PB: New Brunswick used to be a stronghold for the underground music scene in New Jersey, but it now seems that Asbury Park has taken the reigns, according to many of the people I’ve spoken to about it. What do you think about the whole scenario? How do you feel about the Asbury scene? In your opinion, how do the two scenes compare and contrast?
TN: I feel like the New Brunswick scene peaked and then failed to change with the times. I think it is amazing that a live music venue can’t make it in a college town. It’s like the Court Tavern, and the scene, lost touch with the kids. We love the Asbury scene. It’s got the right ingredients and it’s a town that goes out of its way to be supportive of live music … that always helps.
PB: Time for my final question. It’s something that I ask everyone, and there’s absolutely no wrong answer; only bad ones. If you were being taken to a desert island, where you’d be allowed to drink only one beer of the rest of your life, what would it be and why?
TN: Yuengling … cause it tastes good and it’s still pretty cheap. But honestly, we probably drink more PBR … it’s even cheaper.
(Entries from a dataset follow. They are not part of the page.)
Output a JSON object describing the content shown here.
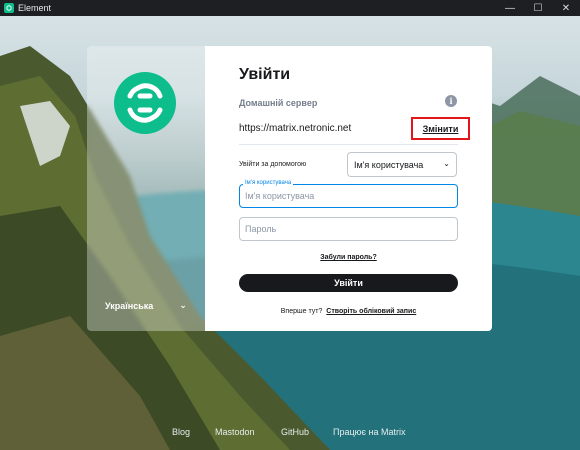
{
  "window": {
    "title": "Element",
    "controls": [
      "—",
      "☐",
      "✕"
    ]
  },
  "left_panel": {
    "language": "Українська"
  },
  "login": {
    "title": "Увійти",
    "homeserver_label": "Домашній сервер",
    "homeserver_url": "https://matrix.netronic.net",
    "change_label": "Змінити",
    "login_with_label": "Увійти за допомогою",
    "login_with_selected": "Ім'я користувача",
    "username_floating_label": "Ім'я користувача",
    "username_placeholder": "Ім'я користувача",
    "password_placeholder": "Пароль",
    "forgot_password": "Забули пароль?",
    "submit_label": "Увійти",
    "new_here": "Вперше тут?",
    "create_account": "Створіть обліковий запис"
  },
  "footer": {
    "links": [
      "Blog",
      "Mastodon",
      "GitHub",
      "Працює на Matrix"
    ]
  },
  "colors": {
    "accent": "#0dbd8b",
    "highlight_border": "#e3161b",
    "focus_border": "#0086e6",
    "button_bg": "#17191c"
  }
}
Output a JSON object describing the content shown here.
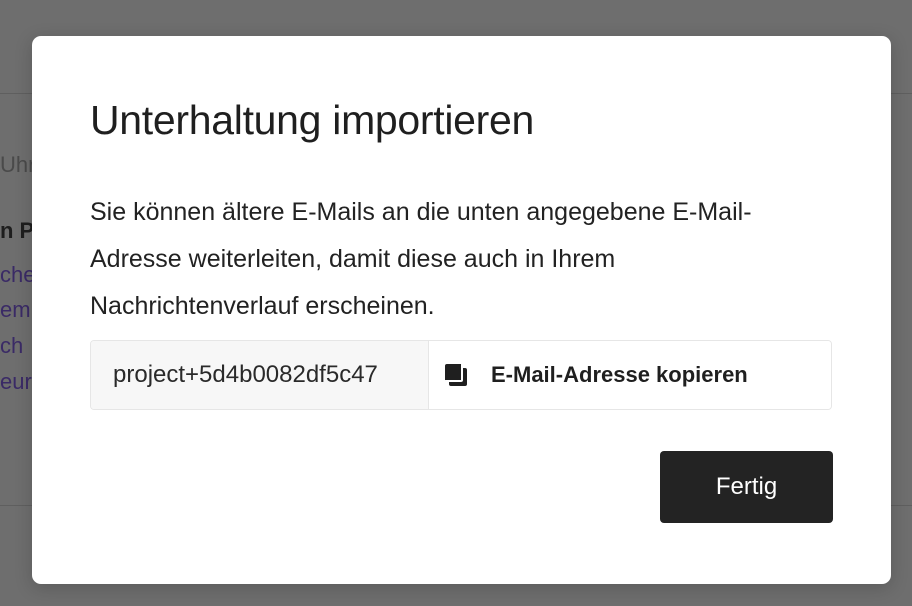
{
  "background": {
    "fragments": {
      "greeting": "Uhr",
      "bold": "n Pr",
      "links": [
        "che",
        "em",
        "ch",
        "eur"
      ]
    }
  },
  "dialog": {
    "title": "Unterhaltung importieren",
    "description": "Sie können ältere E-Mails an die unten angegebene E-Mail-Adresse weiterleiten, damit diese auch in Ihrem Nachrichtenverlauf erscheinen.",
    "email_value": "project+5d4b0082df5c47",
    "copy_icon": "copy-icon",
    "copy_label": "E-Mail-Adresse kopieren",
    "done_label": "Fertig"
  },
  "colors": {
    "backdrop": "#6e6e6e",
    "modal_bg": "#ffffff",
    "primary_button": "#232323",
    "link_text": "#3a2a66"
  }
}
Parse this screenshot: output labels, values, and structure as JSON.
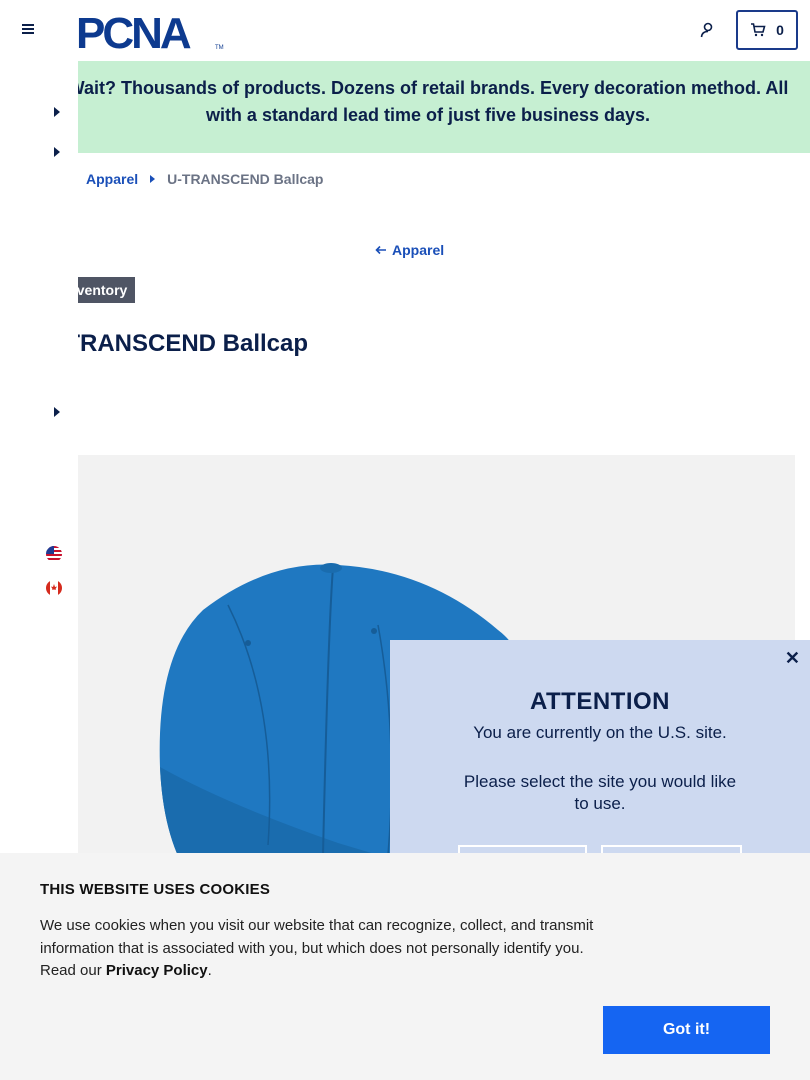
{
  "header": {
    "logo_text": "PCNA",
    "logo_tm": "TM",
    "cart_count": "0",
    "icons": {
      "menu": "hamburger-menu-icon",
      "account": "user-icon",
      "cart": "cart-icon"
    }
  },
  "promo": {
    "text": "Wait? Thousands of products. Dozens of retail brands. Every decoration method. All\nwith a standard lead time of just five business days."
  },
  "breadcrumb": {
    "items": [
      {
        "label": "Apparel",
        "link": true
      },
      {
        "label": "U-TRANSCEND Ballcap",
        "link": false
      }
    ]
  },
  "back_link": {
    "label": "Apparel"
  },
  "product": {
    "badge": "In Inventory",
    "title": "U-TRANSCEND Ballcap",
    "cap_color": "#1f78c1"
  },
  "side_rail": {
    "flags": [
      "us-flag-icon",
      "canada-flag-icon"
    ]
  },
  "modal": {
    "title": "ATTENTION",
    "line1": "You are currently on the U.S. site.",
    "line2": "Please select the site you would like to use.",
    "close_icon": "close-icon"
  },
  "cookie": {
    "title": "THIS WEBSITE USES COOKIES",
    "text": "We use cookies when you visit our website that can recognize, collect, and transmit information that is associated with you, but which does not personally identify you. Read our ",
    "link": "Privacy Policy",
    "period": ".",
    "button": "Got it!"
  },
  "colors": {
    "navy": "#0b1f4a",
    "brand_blue": "#1a4fb8",
    "promo_bg": "#c6efd2",
    "modal_bg": "#cdd9f0",
    "button_blue": "#1565f2"
  }
}
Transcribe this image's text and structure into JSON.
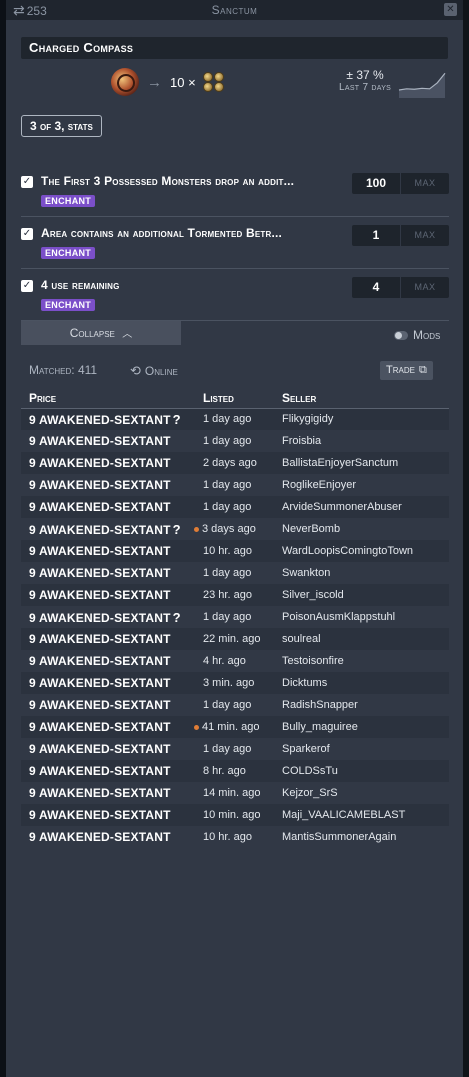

Only Living Boy will perform tonight, Feb. 2, at Pop-Break’s Shipwrecked At The Shore Showcase, with Crobot and Those Mockingbirds at the Wonder Bar in Asbury Park, N.J. Tickets are $5 at the door, and you must be 21 years or older to enter. There are $2 Coors Light specials, shot specials and the kitchen at the bar will be open. There will also be a giveaway to the Holdfast record and clothing store in Asbury Park for all those who sign-up for Pop-Break’s newsletter.